Going into the season, Kentucky’s list of potential draft prospects was extensive. Brandon Boston Jr. came in as a likely top-five pick, Terrence Clarke was a sure-fire lottery pick and Isaiah Jackson was emerging as a potential first-rounder with an outside shot at the lottery. And then from there, Keion Brooks Jr. and Olivier Sarr were both seen as potential draft selections, giving the Wildcats as many as five picks in the 2021 NBA Draft.
And then the season started.
Following Kentucky’s 4-9 start to the season and inconsistent play across the board, the team’s collective draft stock has taken a significant hit.
In Sports Illustrated’s latest mock draft released Wednesday, only two Kentucky players were projected as first round picks, with both falling outside the lottery. Boston is the first off the board at No. 18 overall, followed by Jackson at No. 25.
Clarke, Brooks and Sarr were nowhere to be seen.
Here is what Sports Illustrated said about Boston and Jackson:
18. Rockets (from Trail Blazers): Brandon Boston, SG, Kentucky
Height: 6′ 7” | Weight: 185 | Age: 19 | Freshman
Boston has been one of the more disappointing players in college basketball this season, and where exactly his stock falls right now is certainly up for debate, but I’d be surprised if he didn’t turn pro, and I still think there’s a fairly good chance he ends up in the first round. The hype surrounding him out of high school was perhaps a bit overwrought, focusing more on the cosmetic aspect of his scoring than his actual ability to impact winning. What he’s done at Kentucky has to be rock bottom, and it’s begun to feel like a lot of his struggles are confidence-based and not as much an indictment of his skill level.
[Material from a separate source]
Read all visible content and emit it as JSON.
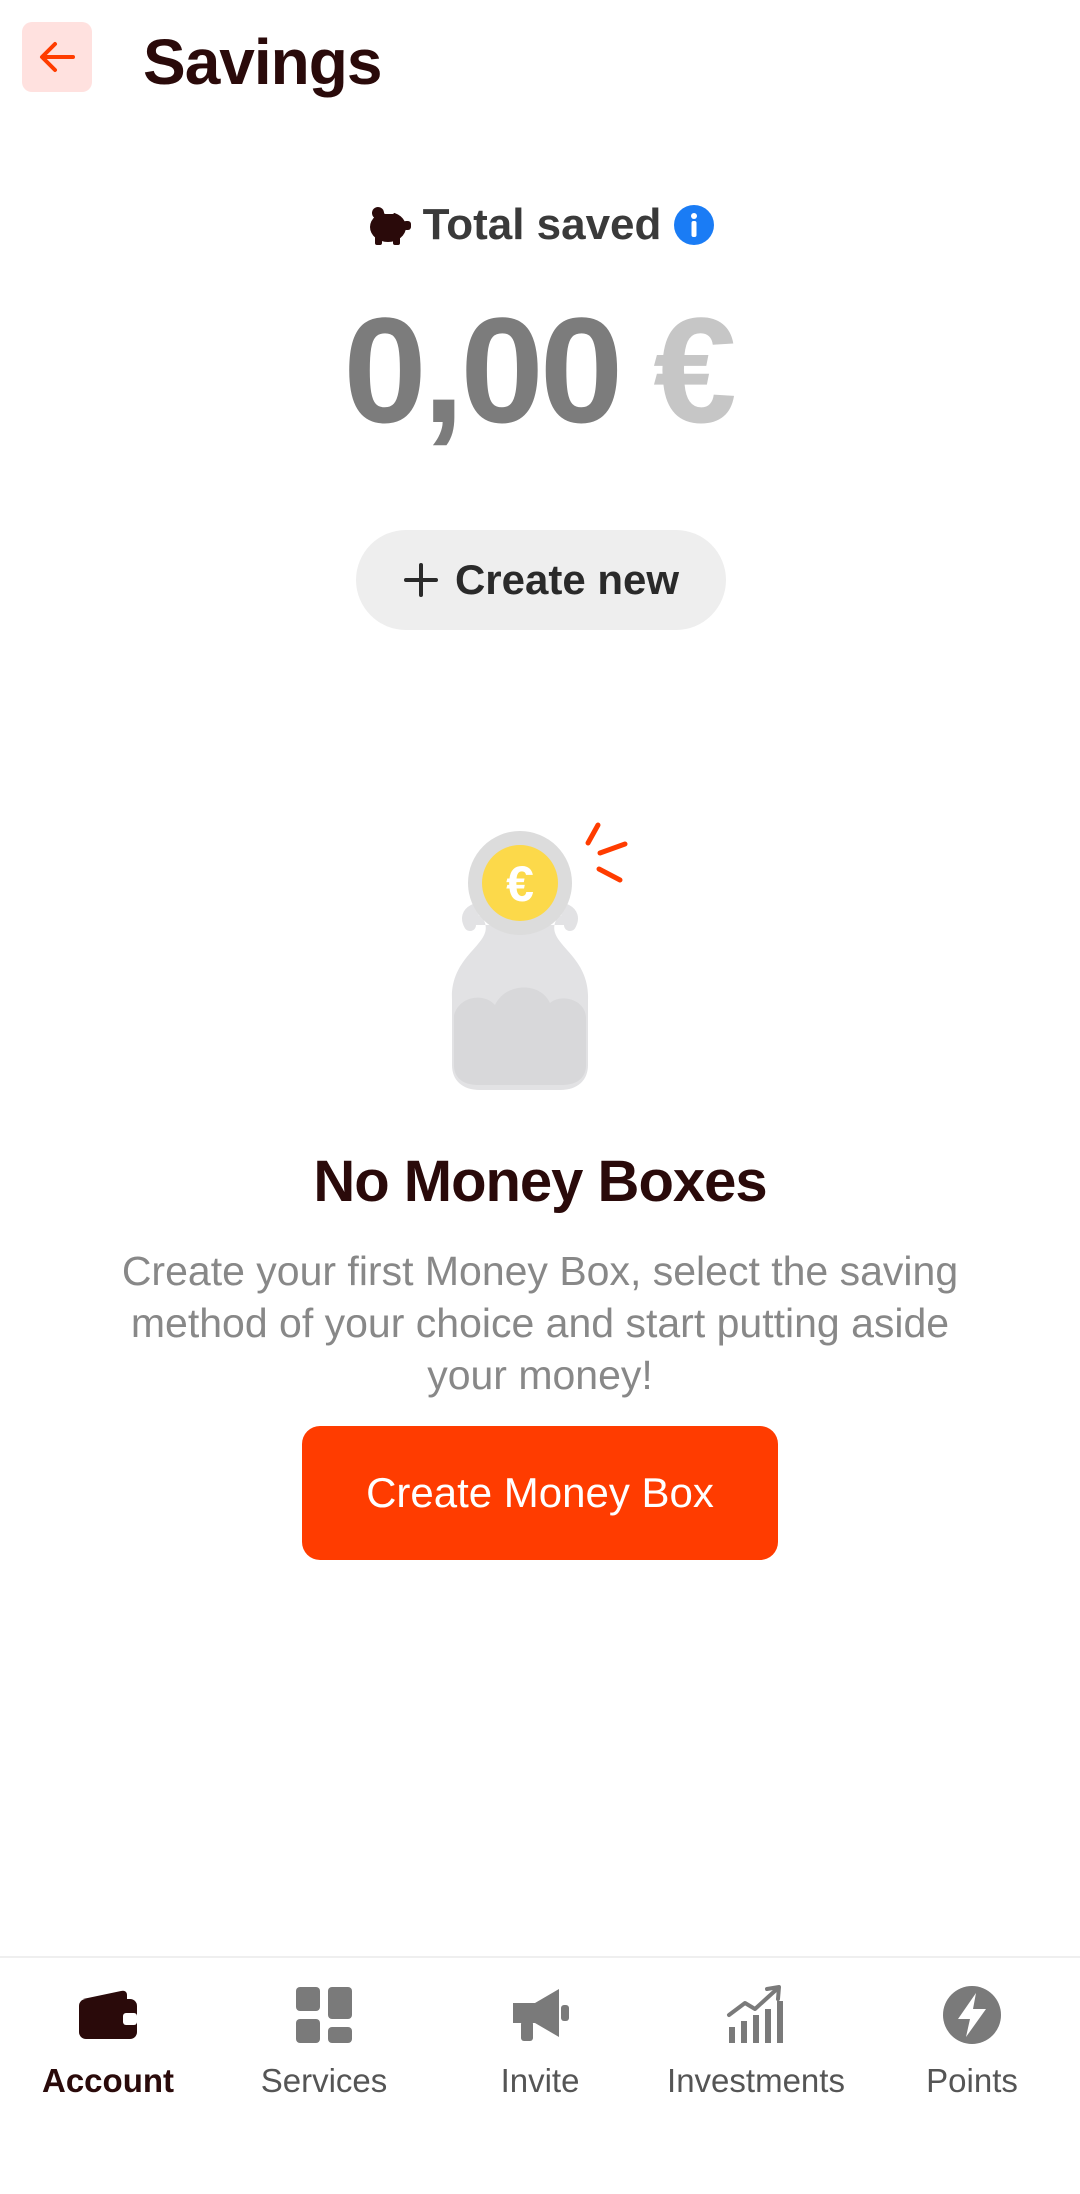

Of course, that doesn’t mean Boston will actually turn his season around. Expectations need to be reset, but I don’t think he’ll be a 17% three-point shooter forever. NBA teams tend to like buying low on players with All-America pedigree—Cole Anthony just went 15th in the draft despite a bad year in college—and Boston could conceivably fall into that category, too. He’s a big wing with the ability to get separation off the dribble, and there’s a reason guys like him aren’t just lying around the G League. I’m personally not all the way there on Boston, but at some point in the draft, someone is going to take a chance. Obviously, will help if he can find any semblance of a rhythm over the next six weeks.
25. 76ers: Isaiah Jackson, C, Kentucky
Height: 6’ 10” | Weight: 205 | Age: 19 | Freshman
Jackson has put himself in the one-and-done conversation despite not actually playing all that well for Kentucky. His insane 15.9% block rate is notable, as are his athletic tools, but he’s scored in double figures just once and has predictably been foul-prone and undisciplined on defense. Clearly, Jackson is a long-term project, and his scoring derives entirely from being fed easy baskets by teammates. He’s not quite a Mitchell Robinson–level shot-blocking prospect, but the overall package here is going to be worth a shot for somebody. Jackson needs to play better down the stretch to firm up his range, which as of now is unsurprisingly pretty wide.
Does that mean UK could get some surprise returnees for the 2021-22 season? Unfortunately, low draft stock has not deterred Kentucky players from making the jump in recent years.
Would be nice.